Set against a visit by two American anthropologists to Dún Chaoin in Co. Kerry, Duncan Campbell’s short film, The Welfare of Tomás Ó Hallissy sits at the interface of what they perceive as the terminal decline of language and customs of the past and the perspective of the local community who largely misconstrue their intentions. The work takes Paul Hockings and Mark McCarty’s 1968 documentary film, The Village as a starting point alongside three influential anthropological studies; Inis Beag by John C. Messenger; Inishkillane: Change and Decline in the West of Ireland by Hugh Brody and; in particular, Saints, Scholars, and Schizophrenics by Nancy Scheper-Hughes. Commissioned by the Irish Museum of Modern Art (IMMA), The Welfare of Tomás Ó Hallissy previously screened at the prestigious Berlinale in February of this year.
Five years in the making, Sinéad O’Shea’s A Mother Brings Her Son To Be Shot, exposes paramilitary activity in present day Northern Ireland during a supposed time of peace. One night Majella O'Donnell took her teenage son Philly to be shot in both legs. Majella, Philly and his shooters all live within an extraordinary community in Derry, Northern Ireland.
The “Troubles” officially ended in 1998 but they are still at war. They do not accept the government or police. They have their 'own' ways. All this happens within the United Kingdom. How do you bring your son to be shot? What happens afterwards? How does a war really end? A Mother Brings Her Son To Be Shot is produced by Ailish Bracken at Dublin’s Blinder Films and Figs Jackman at Spring Films. The Academy Award winning director Joshua Oppenheimer serves as executive producer on the title.

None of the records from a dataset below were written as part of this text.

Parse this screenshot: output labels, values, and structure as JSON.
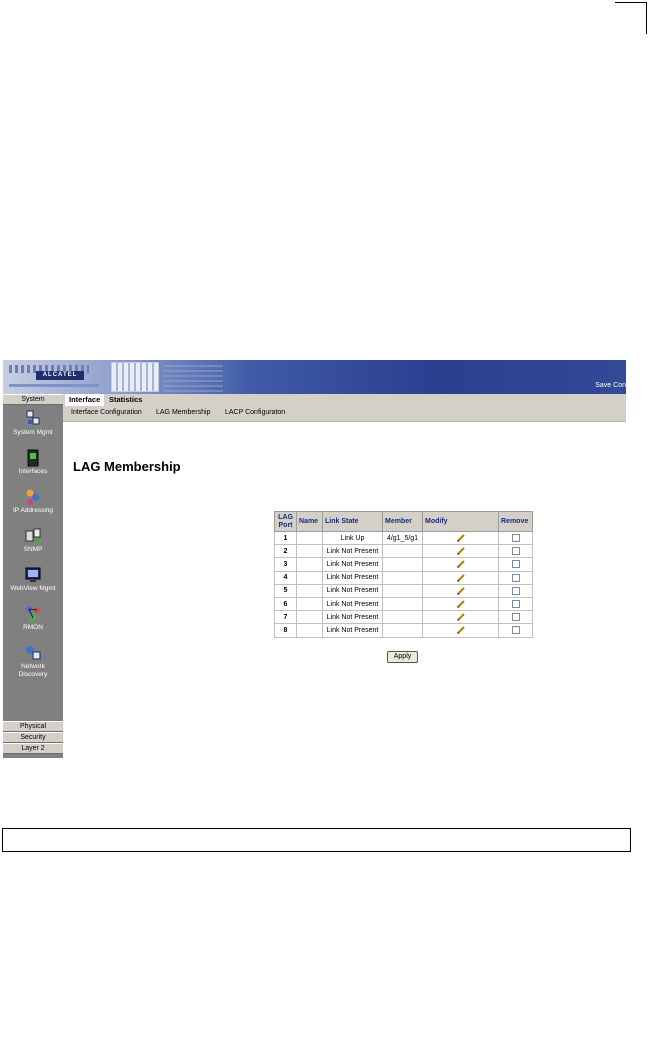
{
  "banner": {
    "logo_text": "ALCATEL",
    "save_config": "Save Con"
  },
  "leftnav": {
    "top_button": "System",
    "items": [
      {
        "label": "System Mgmt",
        "icon": "system-mgmt-icon"
      },
      {
        "label": "Interfaces",
        "icon": "interfaces-icon"
      },
      {
        "label": "IP Addressing",
        "icon": "ip-addressing-icon"
      },
      {
        "label": "SNMP",
        "icon": "snmp-icon"
      },
      {
        "label": "WebView Mgmt",
        "icon": "webview-mgmt-icon"
      },
      {
        "label": "RMON",
        "icon": "rmon-icon"
      },
      {
        "label": "Network Discovery",
        "icon": "network-discovery-icon"
      }
    ],
    "bottom_buttons": [
      "Physical",
      "Security",
      "Layer 2"
    ]
  },
  "tabs": [
    "Interface",
    "Statistics"
  ],
  "subtabs": [
    "Interface Configuration",
    "LAG Membership",
    "LACP Configuraton"
  ],
  "page_title": "LAG Membership",
  "table": {
    "headers": [
      "LAG Port",
      "Name",
      "Link State",
      "Member",
      "Modify",
      "Remove"
    ],
    "rows": [
      {
        "port": "1",
        "name": "",
        "state": "Link Up",
        "member": "4/g1_5/g1"
      },
      {
        "port": "2",
        "name": "",
        "state": "Link Not Present",
        "member": ""
      },
      {
        "port": "3",
        "name": "",
        "state": "Link Not Present",
        "member": ""
      },
      {
        "port": "4",
        "name": "",
        "state": "Link Not Present",
        "member": ""
      },
      {
        "port": "5",
        "name": "",
        "state": "Link Not Present",
        "member": ""
      },
      {
        "port": "6",
        "name": "",
        "state": "Link Not Present",
        "member": ""
      },
      {
        "port": "7",
        "name": "",
        "state": "Link Not Present",
        "member": ""
      },
      {
        "port": "8",
        "name": "",
        "state": "Link Not Present",
        "member": ""
      }
    ]
  },
  "apply_label": "Apply"
}
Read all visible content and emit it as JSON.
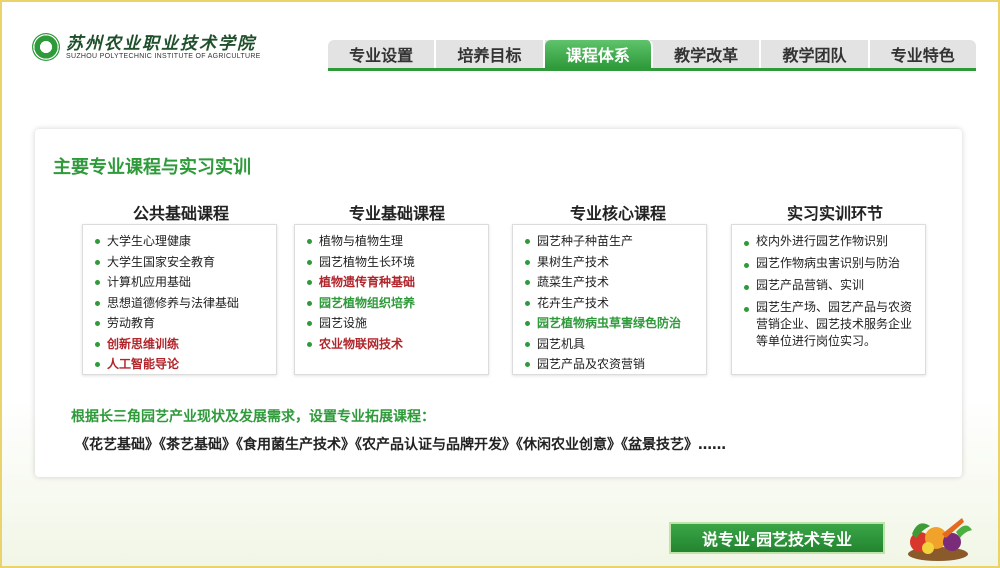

The BFI London Film Festival takes place from 4–15 October and more information can be found here.